By the way, if ranking the top rookies for fantasy this season, after Fernandez I’d go with Puig (still hitting .340 with power and speed in 87 games, which means you were able to use another outfielder prior to his promotion), then St. Louis Cardinals right-hander Shelby Miller, Atlanta Braves right-hander Julio Teheran and Dodgers lefty Hyun-Jin Ryu at No. 5. Yep, it’s all NL players, and there’s no room for Wil Myers, Jose Iglesias, Evan Gattis (who homered off Fernandez Wednesday for the lone run) or even Milwaukee Brewers closer Jim Henderson, a valuable fantasy asset at age 30 (and yes, technically a rookie), but he misses this list.
Box score bits (NL): Washington Nationals right-hander Dan Haren is no rookie, but he outdueled New York Mets first-year right-hander Zack Wheeler Wednesday, allowing one hit in six shutout innings. Haren, whose season ERA is 5.02, remains too erratic to trust. He had permitted 12 runs in his previous 5 2/3 innings, outings against those lowly Mets and Marlins. … Wheeler allowed only one run in seven innings, lowering his ERA to 3.22. He should get two more starts this season. … San Francisco Giants right-hander Yusmeiro Petit couldn’t duplicate the success of his near-perfect game last week, allowing three runs over 5 2/3 innings Wednesday. Petit continues to strike hitters out, but he’s more spot starter than safe option. … St. Louis Cardinals first baseman Matt Adams blasted his 12th home run of the season Wednesday, a two-run shot off lefty Mike Gonzalez. Adams bats left-handed. He’ll continue to play regularly with Allen Craig out a few more weeks, and he’ll continue to hit. … Milwaukee Brewers shortstop Jean Segura is 1-for-8 the past two days, dropping his batting average below .300 for the first time all year. Segura is hitting .246 with a .269 OBP and one home run since the All-Star break. He hit .325 with 11 home runs prior. Remember all that in 2014 drafts. He’s got speed and is nearly top-10 on the Rater for the season, but he won’t be in my overall top-40 rankings next spring.
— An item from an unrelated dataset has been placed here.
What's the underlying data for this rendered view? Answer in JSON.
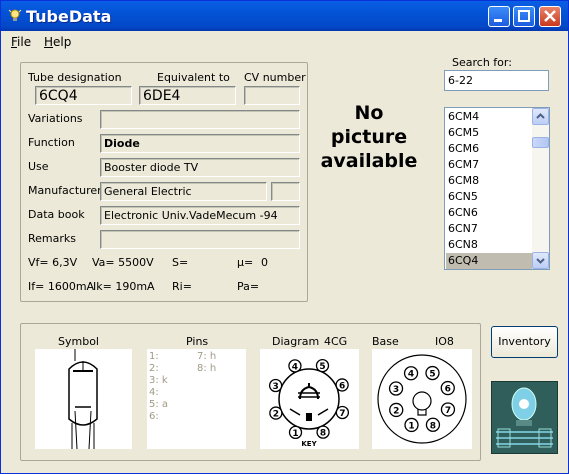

Box score bits (AL): Kansas City Royals right-hander James Shields got back on track Wednesday with eight innings of two-run ball in Cleveland, winning his 11th game. Yeah, he has deserved more victories with his numbers, but at least he didn’t allow 10 runs like his previous outing. Shields has won seven of 10 starts. … Toronto Blue Jays outfielder Moises Sierra thrived Wednesday, with two doubles, a triple, two runs and his first stolen base. Sierra, 24, isn’t a top prospect -- he had 16 walks versus 106 strikeouts while hitting .261 at Triple-A Buffalo -- but he should see playing time down the stretch, especially with slugger Edwin Encarnacion perhaps done with a wrist injury. … Baltimore Orioles third baseman Danny Valencia had four hits Wednesday, raising his batting average to .330 over 109 at-bats. Valencia, a right-handed hitter, is batting .385 against lefty pitchers, like Wednesday’s foe, Andy Pettitte. Those in daily leagues take note: Valencia and the Orioles are scheduled to face lefty Mark Buehrle Sunday. … Detroit Tigers right-hander Anibal Sanchez fanned 10 Chicago White Sox over 7 1/3 shutout innings Wednesday, earning his 14th win. Sanchez has a 2.50 ERA. He won’t win the Cy Young award, but the case for top-20 starting pitcher status in 2014 is legit.
Fantasy owners really could not have asked for much more of Miami Marlins right-hander Jose Fernandez this year. The Cuban import surprisingly made the Marlins out of spring training at age 20, became a popular fantasy free-agent pickup immediately, held his own the first half of the season despite the lack of awesome teammates around him, and then was quite simply the best pitcher in the game after the All-Star break.